For Sonika Raj of All Saints parish in Albany, "busy" doesn't even begin to cover it. On Sundays, she sings with the parish choir; the rest of the time, she's studying as a third-year medical student at Albany Medical College.

"I am ultimately going to be an emergency medicine physician," the 25-year-old soprano told The Evangelist. "That's an extra three years after medical school."

Ms. Raj is originally from Westchester County. Her mother, a Catholic, worked for the United Nations; her father, an OB/GYN physician, was Hindu.

"My family is sort of two things coming together," the med student said.

Although Ms. Raj said she has always connected more with the Catholic Church, she noted that her parents were very supportive of whatever faith tradition she and her younger brother and sister chose.

In these hectic years of preparing for her career, the med student keeps active in her faith by singing with the choir at All Saints.

"I think I've always connected with my faith a little bit more" by expressing it through music, she remarked. "Sometimes the words don't touch you, but the music does."

Medicine and music
Ms. Raj completed her undergraduate work at Union College in Schenectady.
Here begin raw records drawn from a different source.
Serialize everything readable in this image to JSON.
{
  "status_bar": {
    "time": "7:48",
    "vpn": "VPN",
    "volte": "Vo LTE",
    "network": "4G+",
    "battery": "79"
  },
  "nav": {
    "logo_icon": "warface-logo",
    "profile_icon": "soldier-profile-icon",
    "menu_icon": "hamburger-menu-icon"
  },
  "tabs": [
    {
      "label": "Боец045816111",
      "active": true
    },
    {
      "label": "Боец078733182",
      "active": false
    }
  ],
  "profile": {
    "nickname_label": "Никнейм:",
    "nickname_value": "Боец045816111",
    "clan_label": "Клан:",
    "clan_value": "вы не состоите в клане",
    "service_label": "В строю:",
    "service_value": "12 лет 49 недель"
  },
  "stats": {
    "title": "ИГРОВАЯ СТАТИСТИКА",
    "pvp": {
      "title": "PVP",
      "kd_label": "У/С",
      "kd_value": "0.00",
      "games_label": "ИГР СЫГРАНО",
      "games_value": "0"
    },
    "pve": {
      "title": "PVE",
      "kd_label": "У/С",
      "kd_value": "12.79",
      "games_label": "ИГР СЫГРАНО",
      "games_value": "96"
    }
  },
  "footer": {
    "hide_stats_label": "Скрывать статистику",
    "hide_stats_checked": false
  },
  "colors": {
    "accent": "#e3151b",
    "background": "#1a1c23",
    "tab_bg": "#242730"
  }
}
There, she majored in biology and music. Although the two majors were very different, she was able to strike a balance between the different disciplines.

"It gave me a chance to sort of let loose a little bit," she said, adding that she is a dancer, as well.

Ms. Raj's involvement at All Saints sets a good image for the parish, said music director Cylon George.

"I think that it gives [parish youths] a model and example of someone that might look closer to them," he said.

Mr. George noted the choir had many older members, which might give the impression that younger participants weren't accepted. He hopes that young parishioners will see Ms. Raj singing and want to join the group.

"Clearly, her faith is meaningful to her," he added. "Even though she is really busy, she is making time for her faith. She is knee-deep in medical school."

Year three
Ms. Raj is finishing her third year at Albany Med. She stated that the first two years are traditional classes, "like an extended college.

"Third year is very, very different," she told The Evangelist. "I'm more or less tired" all the time, since students spend their third year rotating though the major disciplines in medicine.

"You get a taste of each bigger specialty. I'm on the surgery rotation right now," the student said. "I'm halfway through my trauma month."

On most days, Ms. Raj has a full schedule of checking on patients and being present in the operating room. She has a pager that alerts her whenever a big trauma case comes into the hospital.

"Whenever the pager goes off, I have to go down," even if it's 4 a.m., she said.

"In the ER," she told The Evangelist, "you're the first person on the scene. You can make what might have been the worst day of [a patient's] life maybe a little bit easier."

Ms. Raj sees being a doctor as a way to really live out her faith.

Light of the world
"We are all here to do the best for other people with the gifts that we have," she said. "It's a way to shine a light for someone else where there's darkness for them."

She stressed that she doesn't think she would have made it through studying for her board exams without leaning on her faith. For six weeks, the student studied nonstop from 7:30 a.m. to 10:30 p.m.

As the Church celebrates a jubilee Year of Mercy, Ms. Raj remarked that she sees mercy in her work every day.

"If you view a person as a person and not a case, that's merciful," she explained, adding that "it's always sort of hard to make the choice to stop [treatment], when enough is enough.

"It would be really difficult to be a medical student without whatever your faith happens to be, your belief system," said the future doctor.